Each time the bear has been captured, he has been released using hazing techniques to condition the bear to avoid human contact. Rubber buckshot and bear dogs are used to teach nuisance bears to stay away from people. However, even with aversive conditioning, this bear is becoming more comfortable around people.

"This change in behavior leads us to believe that this bear is being fed by humans," said Maria Davidson, LDWF biologist. Feeding a wild bear can cause the bear to lose its fear of people, which can be dangerous for the bear as well as humans. "'A fed bear is a dead bear' is a very accurate saying in this situation. Feeding a bear can actually teach a bear to seek out people for handouts. This makes it more likely for the bear to die an unnatural death, either hit on the road or shot," commented Davidson.

Area residents who may see the bear are urged to help teach it to return to the woods and his natural diet. This can be accomplished by removing any pet or people foods from outside, and keeping all garbage in a secured enclosure - not out on the roadside at night. Should the bear wander into a yard or close to a house, the best thing to do is scream and holler at the bear from the inside of the home. Fireworks or banging pots and pans can also be effective in scaring off the bear.
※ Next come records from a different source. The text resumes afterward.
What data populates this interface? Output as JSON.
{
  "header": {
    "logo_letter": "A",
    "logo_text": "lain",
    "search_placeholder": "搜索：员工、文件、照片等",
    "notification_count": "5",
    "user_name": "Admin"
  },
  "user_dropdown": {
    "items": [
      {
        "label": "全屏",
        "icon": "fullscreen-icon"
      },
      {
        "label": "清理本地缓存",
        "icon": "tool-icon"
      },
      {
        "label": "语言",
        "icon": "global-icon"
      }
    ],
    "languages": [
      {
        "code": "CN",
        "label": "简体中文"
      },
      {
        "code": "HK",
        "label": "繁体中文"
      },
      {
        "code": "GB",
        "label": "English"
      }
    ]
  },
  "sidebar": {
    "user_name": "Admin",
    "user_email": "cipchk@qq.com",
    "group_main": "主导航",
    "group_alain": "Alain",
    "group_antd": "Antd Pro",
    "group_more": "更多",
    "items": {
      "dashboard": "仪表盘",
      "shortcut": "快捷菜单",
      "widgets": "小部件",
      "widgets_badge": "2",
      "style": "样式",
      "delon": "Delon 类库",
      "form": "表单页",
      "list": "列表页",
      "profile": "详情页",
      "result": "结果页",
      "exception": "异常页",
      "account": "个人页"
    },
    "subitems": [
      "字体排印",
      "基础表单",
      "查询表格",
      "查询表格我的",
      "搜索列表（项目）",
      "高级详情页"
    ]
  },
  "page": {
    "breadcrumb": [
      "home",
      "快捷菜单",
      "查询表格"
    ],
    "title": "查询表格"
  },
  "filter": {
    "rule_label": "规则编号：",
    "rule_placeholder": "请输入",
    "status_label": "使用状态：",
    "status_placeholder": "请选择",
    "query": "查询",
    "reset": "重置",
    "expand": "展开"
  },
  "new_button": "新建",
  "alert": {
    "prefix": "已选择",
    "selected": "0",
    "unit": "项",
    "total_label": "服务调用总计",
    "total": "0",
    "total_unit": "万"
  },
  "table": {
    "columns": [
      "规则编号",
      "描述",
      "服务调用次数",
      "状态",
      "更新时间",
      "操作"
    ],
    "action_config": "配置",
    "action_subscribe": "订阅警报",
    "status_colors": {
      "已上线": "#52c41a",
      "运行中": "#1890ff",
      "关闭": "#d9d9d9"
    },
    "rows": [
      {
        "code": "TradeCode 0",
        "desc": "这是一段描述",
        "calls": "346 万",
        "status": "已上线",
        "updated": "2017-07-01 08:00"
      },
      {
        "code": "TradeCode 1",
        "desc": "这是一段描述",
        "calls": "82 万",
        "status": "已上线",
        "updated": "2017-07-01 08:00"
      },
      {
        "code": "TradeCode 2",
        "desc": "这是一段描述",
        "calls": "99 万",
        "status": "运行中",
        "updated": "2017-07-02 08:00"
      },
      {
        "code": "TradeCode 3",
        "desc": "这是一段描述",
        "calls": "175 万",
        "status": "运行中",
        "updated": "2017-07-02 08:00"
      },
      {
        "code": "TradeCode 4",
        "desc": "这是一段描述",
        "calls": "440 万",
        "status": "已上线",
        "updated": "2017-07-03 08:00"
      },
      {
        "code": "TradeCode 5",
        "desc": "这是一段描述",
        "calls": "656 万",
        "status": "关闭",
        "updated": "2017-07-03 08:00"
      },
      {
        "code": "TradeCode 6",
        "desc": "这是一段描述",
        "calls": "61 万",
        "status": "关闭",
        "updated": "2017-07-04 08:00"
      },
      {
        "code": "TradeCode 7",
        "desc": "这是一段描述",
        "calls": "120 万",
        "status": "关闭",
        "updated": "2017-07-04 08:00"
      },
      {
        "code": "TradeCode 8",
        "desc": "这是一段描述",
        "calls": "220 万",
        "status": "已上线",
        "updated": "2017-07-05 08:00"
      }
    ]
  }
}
LDWF personnel will be in the area this week to attempt to capture and relocate the bear. In the meantime, anyone needing assistance with the bear is asked to call the Vermillion Parish Sheriff's office or LDWF at (800)442-2511.